  • the average value of a credit application for new finance was €278,915, up notably from €208,469 in September 2021. The average value of applications for renewal/restructuring of existing finance has fallen to €396,419
  • 61% of SMEs increased prices, 96% of which have done so to cover increased input costs
  • for 34% of SMEs, electricity costs are less than 21% of total energy costs. This is down from 42% on the previous wave. However, for 41% of SMEs, electricity costs are more than 60% of total energy costs. This is up from 32% on the previous wave of the survey
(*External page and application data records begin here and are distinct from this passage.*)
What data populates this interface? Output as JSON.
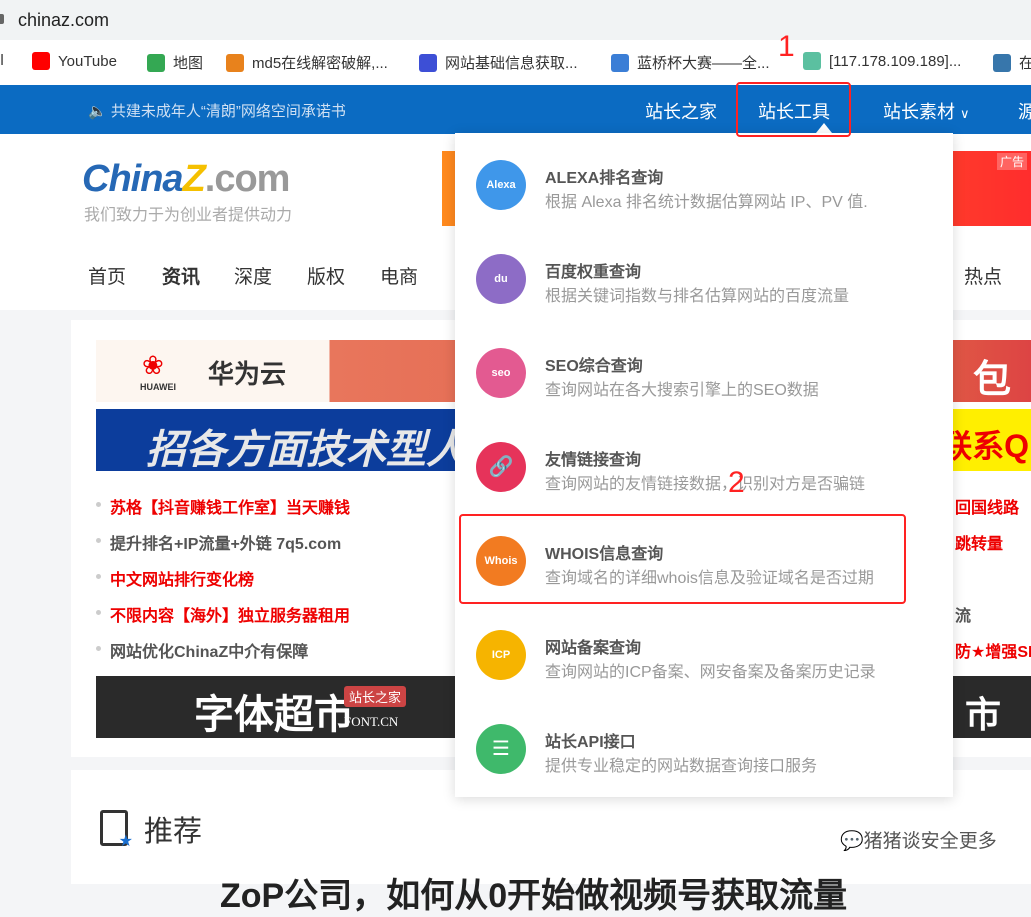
{
  "browser": {
    "url": "chinaz.com",
    "bookmarks": [
      {
        "label": "il",
        "icon": "gmail-icon"
      },
      {
        "label": "YouTube",
        "icon": "youtube-icon",
        "color": "#ff0000"
      },
      {
        "label": "地图",
        "icon": "maps-icon",
        "color": "#34a853"
      },
      {
        "label": "md5在线解密破解,...",
        "icon": "md5-icon",
        "color": "#e8821c"
      },
      {
        "label": "网站基础信息获取...",
        "icon": "ts-icon",
        "color": "#3d4fd6"
      },
      {
        "label": "蓝桥杯大赛——全...",
        "icon": "lanqiao-icon",
        "color": "#3b7ed6"
      },
      {
        "label": "[117.178.109.189]...",
        "icon": "gear-flower-icon",
        "color": "#5bc0a0"
      },
      {
        "label": "在",
        "icon": "python-icon",
        "color": "#3776ab"
      }
    ]
  },
  "topnav": {
    "notice": "共建未成年人“清朗”网络空间承诺书",
    "items": [
      "站长之家",
      "站长工具",
      "站长素材",
      "源"
    ]
  },
  "logo": {
    "main": "China",
    "z": "Z",
    ".com": ".com",
    "slogan": "我们致力于为创业者提供动力"
  },
  "ad_label": "广告",
  "channel_nav": [
    "首页",
    "资讯",
    "深度",
    "版权",
    "电商",
    "热点"
  ],
  "banners": {
    "huawei": "华为云",
    "huawei_en": "HUAWEI",
    "recruit": "招各方面技术型人",
    "font": "字体超市",
    "font_tag": "站长之家",
    "font_url": "FONT.CN",
    "right1": "包",
    "right2": "联系Q",
    "right3": "市"
  },
  "links": [
    {
      "text": "苏格【抖音赚钱工作室】当天赚钱",
      "hot": true
    },
    {
      "text": "提升排名+IP流量+外链 7q5.com",
      "hot": false
    },
    {
      "text": "中文网站排行变化榜",
      "hot": true
    },
    {
      "text": "不限内容【海外】独立服务器租用",
      "hot": true
    },
    {
      "text": "网站优化ChinaZ中介有保障",
      "hot": false
    }
  ],
  "right_links": [
    "回国线路",
    "跳转量",
    "",
    "流",
    "防★增强SE"
  ],
  "dropdown": [
    {
      "title": "ALEXA排名查询",
      "desc": "根据 Alexa 排名统计数据估算网站 IP、PV 值.",
      "icon": "alexa-icon",
      "glyph": "Alexa",
      "color": "#3f97ea"
    },
    {
      "title": "百度权重查询",
      "desc": "根据关键词指数与排名估算网站的百度流量",
      "icon": "baidu-paw-icon",
      "glyph": "du",
      "color": "#8d6cc6"
    },
    {
      "title": "SEO综合查询",
      "desc": "查询网站在各大搜索引擎上的SEO数据",
      "icon": "seo-icon",
      "glyph": "seo",
      "color": "#e35a91"
    },
    {
      "title": "友情链接查询",
      "desc": "查询网站的友情链接数据，识别对方是否骗链",
      "icon": "link-icon",
      "glyph": "🔗",
      "color": "#e6335a"
    },
    {
      "title": "WHOIS信息查询",
      "desc": "查询域名的详细whois信息及验证域名是否过期",
      "icon": "whois-icon",
      "glyph": "Whois",
      "color": "#f27b21"
    },
    {
      "title": "网站备案查询",
      "desc": "查询网站的ICP备案、网安备案及备案历史记录",
      "icon": "icp-icon",
      "glyph": "ICP",
      "color": "#f6b400"
    },
    {
      "title": "站长API接口",
      "desc": "提供专业稳定的网站数据查询接口服务",
      "icon": "api-sliders-icon",
      "glyph": "☰",
      "color": "#3fb96b"
    }
  ],
  "recommend": {
    "title": "推荐",
    "headline": "ZoP公司，如何从0开始做视频号获取流量"
  },
  "watermark": "猪猪谈安全",
  "watermark_more": "更多",
  "annotations": [
    "1",
    "2"
  ]
}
  • the average Irish SME had outstanding debt of just over €427,000, up from €400,000 on the previous wave
  • more than half (55%) of all SME outstanding debt was to retail banks, with the balance owed to non-bank bodies. This is down just 1% on the previous wave
  • overall 40% of SMEs have no debt with construction and business services having the lowest level of debt

On the publication of the SME Credit Demand Survey Minister for Finance Michael McGrath stated:

“I welcome the results of the latest wave of the SME Credit Demand Survey. It enables Government to gain a critical understanding of the Irish SME landscape. This in turn enables Government to develop, refine and implement policy measures to support SMEs that are critical to Ireland’s economic performance and an important source of employment across the country. For example, the survey series has provided an evidence base to help inform Government’s response in supporting SMEs facing rising energy costs and the cost of doing business via the launch of the Temporary Business Energy Support Scheme (TBESS) and the forthcoming launch of the Ukraine Credit Guarantee Scheme (UCGS) and the Growth and Sustainability Loan Scheme (GSLS). I would like to thank the businesses that partook in this survey wave.”